Though those of you who know me realize I am seldom at a loss for words; when I let my brain ramble and roam, it’s a different matter.  It seems so unusual for me, who lives and breathes by words spoken and written, to be at such a loss.  Is it this that compels my need to write, to have to see the black and white in order to find words for what is lost?  Why do I need to write, to put words to paper?  If the words are not seen, do the ideas then cease to exist?  In a way, it’s mental masturbation – thoughts are ephemeral and spirits that have no mass – if words are not expressed for another, then of what use do they serve?  Do I need to say and to write in order to be?  I only know that I need to write in order to maintain what little sanity exists within me….

Too often I find myself using, perhaps abusing, words – trying to create or instill in another a concept of rationalization of what I see in my heart’s eye – perhaps needing to share that what is inside me far exceeds the pinpoints I used to describe the life that I have and the life that I have had.  Sometimes, my thoughts are a reflective journey of dreams unrealized, at least not yet – but the dream still exists, a pantomime that exists with the hope of being fulfilled.

Too many times it’s been difficult to look in the mirror and face myself and realize, not for the first time, the compromises made for my life which were at one time debated internally and anguished about – but by indecisiveness, lack of focus and/or energy or simply fear, I’ve succumbed to these compromises.  Checkbooks, day planners and the needs of others were what dictated what was possible and which dreams were capable of being captured.  At some point in our lives, we reach the age – or better clarified, mental state – at which the physical sense of safety and the acceptance of only satisfactory fulfillment begin to override our desire for the dreams we thought were capable of being captured.  We attempt to convince ourselves and others near and dear to us that we have actively pursued and achieved many of our goals.  But were they every really our goals, or were they more the goals of what society expects when we reach the stage of adulthood?

Nonetheless, we chose these goals – primal urges satisfied if not satiated – and routine sets in… the same grocery store to be shopped in, a new car every five years, make love to one’s significant other every Saturday night at 10 PM, wear the same clothes from the closet time and time again… so engrossed in the day that the week is displaced.

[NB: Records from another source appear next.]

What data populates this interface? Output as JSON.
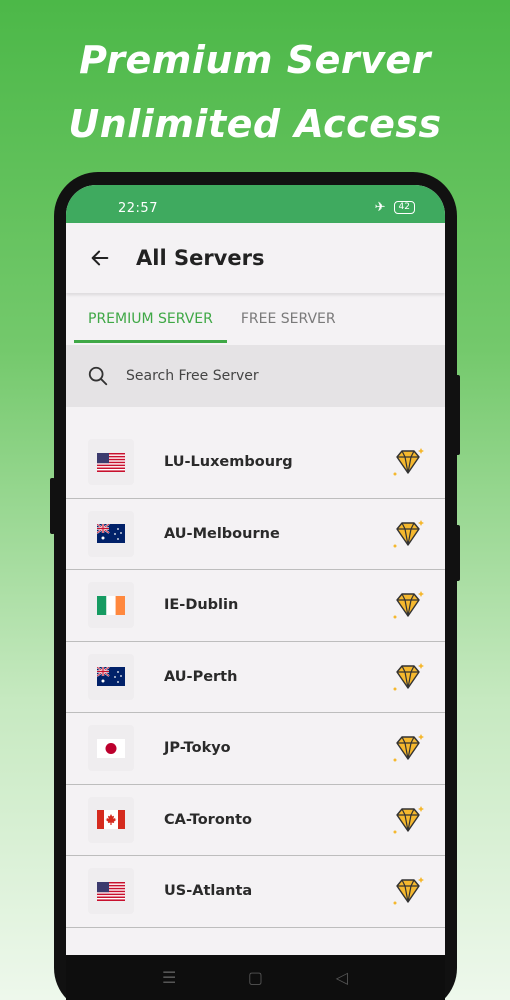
{
  "promo": {
    "line1": "Premium Server",
    "line2": "Unlimited Access"
  },
  "status": {
    "time": "22:57",
    "battery": "42",
    "airplane_icon": "airplane-icon"
  },
  "appbar": {
    "title": "All Servers",
    "back_icon": "arrow-left-icon"
  },
  "tabs": [
    {
      "label": "PREMIUM SERVER",
      "active": true
    },
    {
      "label": "FREE SERVER",
      "active": false
    }
  ],
  "search": {
    "placeholder": "Search Free Server",
    "icon": "search-icon"
  },
  "servers": [
    {
      "name": "LU-Luxembourg",
      "flag": "us"
    },
    {
      "name": "AU-Melbourne",
      "flag": "au"
    },
    {
      "name": "IE-Dublin",
      "flag": "ie"
    },
    {
      "name": "AU-Perth",
      "flag": "au"
    },
    {
      "name": "JP-Tokyo",
      "flag": "jp"
    },
    {
      "name": "CA-Toronto",
      "flag": "ca"
    },
    {
      "name": "US-Atlanta",
      "flag": "us"
    }
  ],
  "colors": {
    "accent": "#3fa846",
    "statusbar": "#3faa5f",
    "gem": "#f5b82e"
  }
}
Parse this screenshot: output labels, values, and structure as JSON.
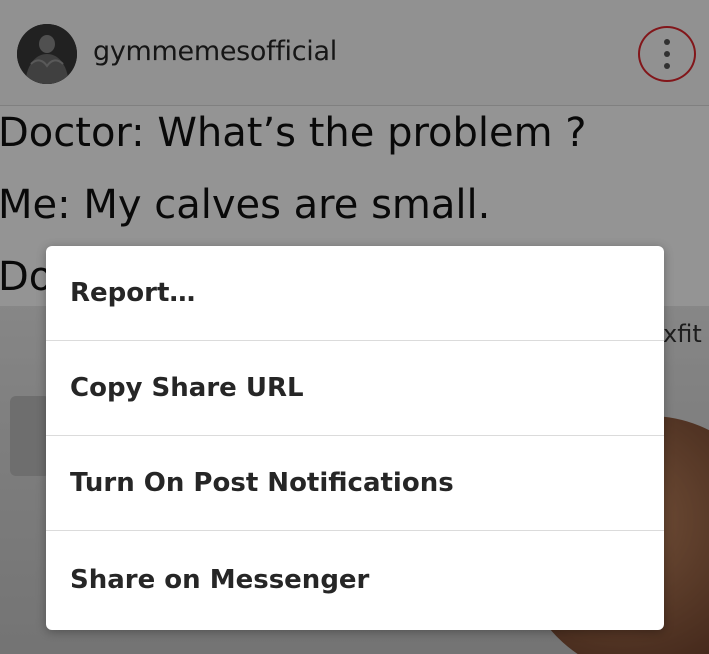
{
  "post_header": {
    "username": "gymmemesofficial",
    "avatar_icon": "profile-avatar-icon",
    "more_icon": "more-vertical-icon",
    "highlight_color": "#e0262d"
  },
  "meme": {
    "lines": [
      "Doctor: What’s the problem ?",
      "Me: My calves are small.",
      "Do"
    ],
    "watermark": "xfit"
  },
  "menu": {
    "items": [
      {
        "label": "Report…"
      },
      {
        "label": "Copy Share URL"
      },
      {
        "label": "Turn On Post Notifications"
      },
      {
        "label": "Share on Messenger"
      }
    ]
  }
}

Holidays become a matter of work rather than enjoyment – a chance to show off one’s hosting skills with a perfectly set dining table and a well-stocked bar. Other pleasures once so fervently sought become nothing but leisure thoughts of the more we wish we had done. Meanwhile, time has been parceled out by weather reports and the daily news and each of us pays master to taking care of the necessities with no consideration or exception… How sad that we so easily fall into this luckless state that we once thought was the development of our dreams – so vivid and appealing in our imaginations but so matter-of-fact and lack-luster in our real lives.

And every once in a while, in the few moments to spare waiting at a traffic light, we ponder the state of personal pursuit of happiness – afraid to admit we’re unhappy, understanding that complacency is valid as the end equation of compromises made along the way. And no matter how much or how little time we spend trying to think of different mathematics to arrive at the final answer, in the end, we are still going to die and everything is going to be just as we leave it.

But still, we choose to transcribe our thoughts into words – to provide another a tangible expression of the spirit within us. How do I explain to someone else the wonder I see when a rainbow mysteriously appears and the clouds become a colorful dance in its reflection? How do I explain the smile another has brought to my lips unknowingly, even unintentionally? Or explain the immediate physical impulse the presence of cherished one whose whole demeaner quickens my breath? In intimate moments, how do I reflect, other than with words, how each sensation experienced fuses into a whole, yet each sensation is complete within itself?